According to Lund, the economics of using heat extraction to heat and cool buildings favor larger commercial and institutional buildings over smaller residential ones. “In buildings under 1,500 square feet, the payback may take 10 to 15 years. In larger buildings, however, the economics are much more favorable. In most cases, the commercial or institutional public buildings become the leaders.”

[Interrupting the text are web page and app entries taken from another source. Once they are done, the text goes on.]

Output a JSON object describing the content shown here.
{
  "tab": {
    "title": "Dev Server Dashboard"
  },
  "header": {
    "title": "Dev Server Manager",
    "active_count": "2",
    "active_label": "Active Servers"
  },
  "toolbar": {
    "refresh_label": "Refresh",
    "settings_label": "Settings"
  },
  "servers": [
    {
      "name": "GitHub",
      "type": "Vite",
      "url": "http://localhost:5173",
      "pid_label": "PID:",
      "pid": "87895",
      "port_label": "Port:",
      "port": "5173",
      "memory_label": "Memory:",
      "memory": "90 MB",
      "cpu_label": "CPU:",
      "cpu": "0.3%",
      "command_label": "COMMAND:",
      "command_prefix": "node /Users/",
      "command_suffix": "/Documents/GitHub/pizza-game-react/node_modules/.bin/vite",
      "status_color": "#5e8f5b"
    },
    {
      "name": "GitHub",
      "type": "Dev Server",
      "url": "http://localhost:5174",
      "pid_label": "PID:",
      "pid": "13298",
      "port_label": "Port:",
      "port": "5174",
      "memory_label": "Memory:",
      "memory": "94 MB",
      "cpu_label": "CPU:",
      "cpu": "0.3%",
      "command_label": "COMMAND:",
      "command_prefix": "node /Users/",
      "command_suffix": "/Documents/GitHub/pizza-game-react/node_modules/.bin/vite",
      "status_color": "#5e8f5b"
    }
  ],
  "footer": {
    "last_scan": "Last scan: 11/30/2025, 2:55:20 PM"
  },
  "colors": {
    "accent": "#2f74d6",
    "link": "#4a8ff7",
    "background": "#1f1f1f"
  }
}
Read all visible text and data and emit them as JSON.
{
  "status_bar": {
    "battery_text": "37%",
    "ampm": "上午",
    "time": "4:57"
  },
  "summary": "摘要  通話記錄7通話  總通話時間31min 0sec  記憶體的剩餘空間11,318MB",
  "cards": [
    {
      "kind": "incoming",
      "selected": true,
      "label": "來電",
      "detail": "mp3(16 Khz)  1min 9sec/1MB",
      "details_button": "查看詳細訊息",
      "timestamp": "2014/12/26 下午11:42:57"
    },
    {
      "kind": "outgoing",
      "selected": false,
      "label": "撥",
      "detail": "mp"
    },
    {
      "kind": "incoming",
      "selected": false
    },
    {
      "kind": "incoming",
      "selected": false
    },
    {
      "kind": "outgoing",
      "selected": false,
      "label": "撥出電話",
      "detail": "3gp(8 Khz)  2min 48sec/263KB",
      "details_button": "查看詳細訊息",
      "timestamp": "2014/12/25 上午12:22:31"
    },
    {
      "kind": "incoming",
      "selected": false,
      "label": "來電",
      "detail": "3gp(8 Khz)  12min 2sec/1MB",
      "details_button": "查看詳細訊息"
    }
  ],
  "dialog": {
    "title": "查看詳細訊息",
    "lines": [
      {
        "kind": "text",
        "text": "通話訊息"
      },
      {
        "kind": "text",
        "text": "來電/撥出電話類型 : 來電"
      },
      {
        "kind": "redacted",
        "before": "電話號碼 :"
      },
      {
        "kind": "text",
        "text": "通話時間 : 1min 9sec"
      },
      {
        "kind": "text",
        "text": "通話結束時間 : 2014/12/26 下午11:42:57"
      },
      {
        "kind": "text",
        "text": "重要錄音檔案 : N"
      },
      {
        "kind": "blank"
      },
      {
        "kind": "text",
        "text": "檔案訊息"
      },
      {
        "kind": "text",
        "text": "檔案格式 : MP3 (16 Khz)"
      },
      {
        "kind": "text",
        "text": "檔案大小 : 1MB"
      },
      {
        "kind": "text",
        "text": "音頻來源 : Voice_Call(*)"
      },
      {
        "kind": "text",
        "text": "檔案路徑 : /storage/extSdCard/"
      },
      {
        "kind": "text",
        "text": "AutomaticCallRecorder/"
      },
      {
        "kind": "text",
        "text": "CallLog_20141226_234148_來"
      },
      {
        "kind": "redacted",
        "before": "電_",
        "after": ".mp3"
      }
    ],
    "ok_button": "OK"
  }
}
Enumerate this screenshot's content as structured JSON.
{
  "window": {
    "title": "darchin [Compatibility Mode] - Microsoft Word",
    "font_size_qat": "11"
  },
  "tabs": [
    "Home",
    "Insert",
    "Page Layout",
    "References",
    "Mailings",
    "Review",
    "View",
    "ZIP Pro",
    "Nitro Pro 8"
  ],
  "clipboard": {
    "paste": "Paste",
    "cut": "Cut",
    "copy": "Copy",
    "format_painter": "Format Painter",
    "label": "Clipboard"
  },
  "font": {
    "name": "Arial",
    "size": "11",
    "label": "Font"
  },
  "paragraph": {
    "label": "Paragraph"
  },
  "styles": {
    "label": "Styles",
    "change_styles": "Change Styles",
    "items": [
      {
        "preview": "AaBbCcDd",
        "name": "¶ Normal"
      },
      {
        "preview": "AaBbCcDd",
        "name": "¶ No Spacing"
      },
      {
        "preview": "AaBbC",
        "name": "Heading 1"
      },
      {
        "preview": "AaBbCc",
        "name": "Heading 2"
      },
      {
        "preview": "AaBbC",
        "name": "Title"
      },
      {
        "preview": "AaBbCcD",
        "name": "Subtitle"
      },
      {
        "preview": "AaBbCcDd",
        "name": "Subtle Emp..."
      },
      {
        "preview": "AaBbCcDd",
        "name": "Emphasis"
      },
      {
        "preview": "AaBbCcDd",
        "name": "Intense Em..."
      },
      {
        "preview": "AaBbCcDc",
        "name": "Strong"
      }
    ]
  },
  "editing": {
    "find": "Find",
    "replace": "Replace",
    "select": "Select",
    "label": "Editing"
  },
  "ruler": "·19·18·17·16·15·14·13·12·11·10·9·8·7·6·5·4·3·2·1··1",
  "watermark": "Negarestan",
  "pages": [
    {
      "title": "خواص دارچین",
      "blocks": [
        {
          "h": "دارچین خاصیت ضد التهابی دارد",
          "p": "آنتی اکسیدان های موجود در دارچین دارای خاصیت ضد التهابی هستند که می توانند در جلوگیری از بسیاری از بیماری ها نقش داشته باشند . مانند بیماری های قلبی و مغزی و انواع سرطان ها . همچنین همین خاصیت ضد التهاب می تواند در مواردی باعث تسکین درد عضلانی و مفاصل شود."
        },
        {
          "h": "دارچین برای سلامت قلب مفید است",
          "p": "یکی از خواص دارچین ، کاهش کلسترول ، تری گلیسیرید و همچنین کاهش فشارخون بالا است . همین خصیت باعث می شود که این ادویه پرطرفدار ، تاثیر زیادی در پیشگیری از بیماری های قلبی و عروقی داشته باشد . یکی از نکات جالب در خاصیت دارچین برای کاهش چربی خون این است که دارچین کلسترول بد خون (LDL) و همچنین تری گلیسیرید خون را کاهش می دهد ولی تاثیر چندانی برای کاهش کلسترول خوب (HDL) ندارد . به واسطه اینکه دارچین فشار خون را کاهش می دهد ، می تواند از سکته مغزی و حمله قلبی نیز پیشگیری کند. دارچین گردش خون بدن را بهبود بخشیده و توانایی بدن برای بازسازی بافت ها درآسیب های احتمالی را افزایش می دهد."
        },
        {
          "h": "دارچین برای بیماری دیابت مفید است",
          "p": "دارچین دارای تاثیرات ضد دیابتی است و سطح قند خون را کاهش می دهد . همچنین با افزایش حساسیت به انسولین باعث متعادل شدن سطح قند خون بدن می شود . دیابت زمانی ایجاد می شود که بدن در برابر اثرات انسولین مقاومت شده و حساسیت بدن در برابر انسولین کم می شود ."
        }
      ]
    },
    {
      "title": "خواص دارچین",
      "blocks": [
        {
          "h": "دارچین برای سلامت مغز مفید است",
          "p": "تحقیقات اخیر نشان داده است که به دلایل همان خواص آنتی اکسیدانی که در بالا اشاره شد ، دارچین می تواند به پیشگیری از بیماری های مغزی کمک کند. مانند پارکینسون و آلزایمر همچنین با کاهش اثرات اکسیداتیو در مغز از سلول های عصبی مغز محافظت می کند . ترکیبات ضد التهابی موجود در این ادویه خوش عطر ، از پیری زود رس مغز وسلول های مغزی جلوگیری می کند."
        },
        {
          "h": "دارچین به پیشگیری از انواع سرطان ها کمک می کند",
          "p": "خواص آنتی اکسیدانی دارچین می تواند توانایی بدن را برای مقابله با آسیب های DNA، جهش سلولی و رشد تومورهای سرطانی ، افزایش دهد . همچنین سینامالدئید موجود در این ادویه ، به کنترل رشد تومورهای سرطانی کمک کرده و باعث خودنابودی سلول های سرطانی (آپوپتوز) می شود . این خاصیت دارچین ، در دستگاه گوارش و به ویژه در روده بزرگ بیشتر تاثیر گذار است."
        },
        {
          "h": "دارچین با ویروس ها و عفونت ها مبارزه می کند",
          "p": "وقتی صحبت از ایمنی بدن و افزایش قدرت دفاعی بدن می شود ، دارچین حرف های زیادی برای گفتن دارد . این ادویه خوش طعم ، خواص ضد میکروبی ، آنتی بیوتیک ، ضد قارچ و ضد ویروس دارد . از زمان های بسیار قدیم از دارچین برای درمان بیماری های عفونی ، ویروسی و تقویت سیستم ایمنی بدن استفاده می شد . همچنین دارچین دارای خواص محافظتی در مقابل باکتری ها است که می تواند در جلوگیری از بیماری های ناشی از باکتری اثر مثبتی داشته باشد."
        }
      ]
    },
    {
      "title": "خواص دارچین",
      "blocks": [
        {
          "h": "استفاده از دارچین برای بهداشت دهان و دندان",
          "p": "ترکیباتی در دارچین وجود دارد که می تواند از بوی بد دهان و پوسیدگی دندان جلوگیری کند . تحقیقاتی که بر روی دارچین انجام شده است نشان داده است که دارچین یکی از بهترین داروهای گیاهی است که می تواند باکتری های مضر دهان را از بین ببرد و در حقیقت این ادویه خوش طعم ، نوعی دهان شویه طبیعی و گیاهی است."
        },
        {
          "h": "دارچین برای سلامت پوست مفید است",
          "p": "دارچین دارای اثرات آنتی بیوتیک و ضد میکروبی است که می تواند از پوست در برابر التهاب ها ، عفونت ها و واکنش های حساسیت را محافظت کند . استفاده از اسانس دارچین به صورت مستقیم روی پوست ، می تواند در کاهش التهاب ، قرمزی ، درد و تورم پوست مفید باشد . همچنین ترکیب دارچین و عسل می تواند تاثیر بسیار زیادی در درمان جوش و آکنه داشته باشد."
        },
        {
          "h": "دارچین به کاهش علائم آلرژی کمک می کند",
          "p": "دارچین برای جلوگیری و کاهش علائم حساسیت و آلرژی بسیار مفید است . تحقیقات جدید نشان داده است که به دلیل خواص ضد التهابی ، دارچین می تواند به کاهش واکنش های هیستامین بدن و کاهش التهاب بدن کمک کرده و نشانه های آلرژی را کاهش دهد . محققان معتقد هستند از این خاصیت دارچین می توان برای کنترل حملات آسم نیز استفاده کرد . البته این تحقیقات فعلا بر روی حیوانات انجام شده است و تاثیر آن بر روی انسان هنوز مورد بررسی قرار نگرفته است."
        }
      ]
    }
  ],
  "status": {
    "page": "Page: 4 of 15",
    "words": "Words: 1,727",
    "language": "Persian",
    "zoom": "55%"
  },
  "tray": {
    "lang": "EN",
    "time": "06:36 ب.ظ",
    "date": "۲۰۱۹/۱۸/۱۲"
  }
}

It is often expensive to retrofit existing heating systems to use heat recovered from sewers. “Many water heaters in homes are steam heaters and they are too small to use hot water at 100 degrees or 120 degrees, so they would probably have to be replaced with larger ones, which is a retrofit cost,” Lund explains. “That’s the problem, of course, with heat pumps: they don’t provide high temperature water. Even a district heating system, from a fossil fuel power plant, might be providing water at 160 degrees or 180 degrees. Heat pumps are never going to do that; they are going to red-line at 115 degrees or 120 degrees. So, the existing heating system — radiators, forced air, what have you — are not large enough. That’s true of any heat pump system, when you are trying to retrofit. For new construction, however, that is not a problem. You can design it for the temperature, so you put in the right unit to do it in the first place.”
“Individual buildings don’t have a continuous supply of heat,” Tokgoz points out, “so they would have to incorporate some kind of thermal storage. Heat recovery from sewers, on the other hand, is likely more cost-effective because heat supply through the day is more continuous. You have demand for heat from commercial buildings during the day time and then from residential buildings mostly in the evening, so it is a nice balance with the amount of heat that is available. When you are looking at individual buildings, the requirements are unique — depending on each building’s size, its use, the amount of fluid available, etc.”
Return on Investment
According to NovaThermal Energy, wastewater geothermal energy efficiency technology saves up to 60 percent in building heating and cooling costs and a typical system costs $0.20/BTU/hour to $0.30/BTU/hour or $600-$900/kilowatt for equipment and installation, depending on heating loads and site. For the Philadelphia Water Department, the company has installed and will operate its smallest commercial scale wastewater geothermal system, operating at 978,000 BTUs/hour/60 cooling ton, to provide building heating in the plant’s compressor building. It says that the installation, which cost about $150,000 that was supplied by a federal stimulus grant, will save $216,600 over 15 years and is expected to pay for itself in eight years. “The project payback,” it notes, “is limited by the project scale, which would be accelerated by larger building loads, year-round or longer daily use.”
Estimated financial data from RRRC for a 100-lot subdivision shows a total cost of $577,000 — 83 percent due to the increased cost of the company’s @Source-Energy Pipe over common PVC pipe — and a revenue of $150,000 per year, which would pay for the project in 3.9 years.
State and local elected officials and public works directors ought to study these figures, which will no doubt improve with economies of scale as demand for energy savings and recovery expands.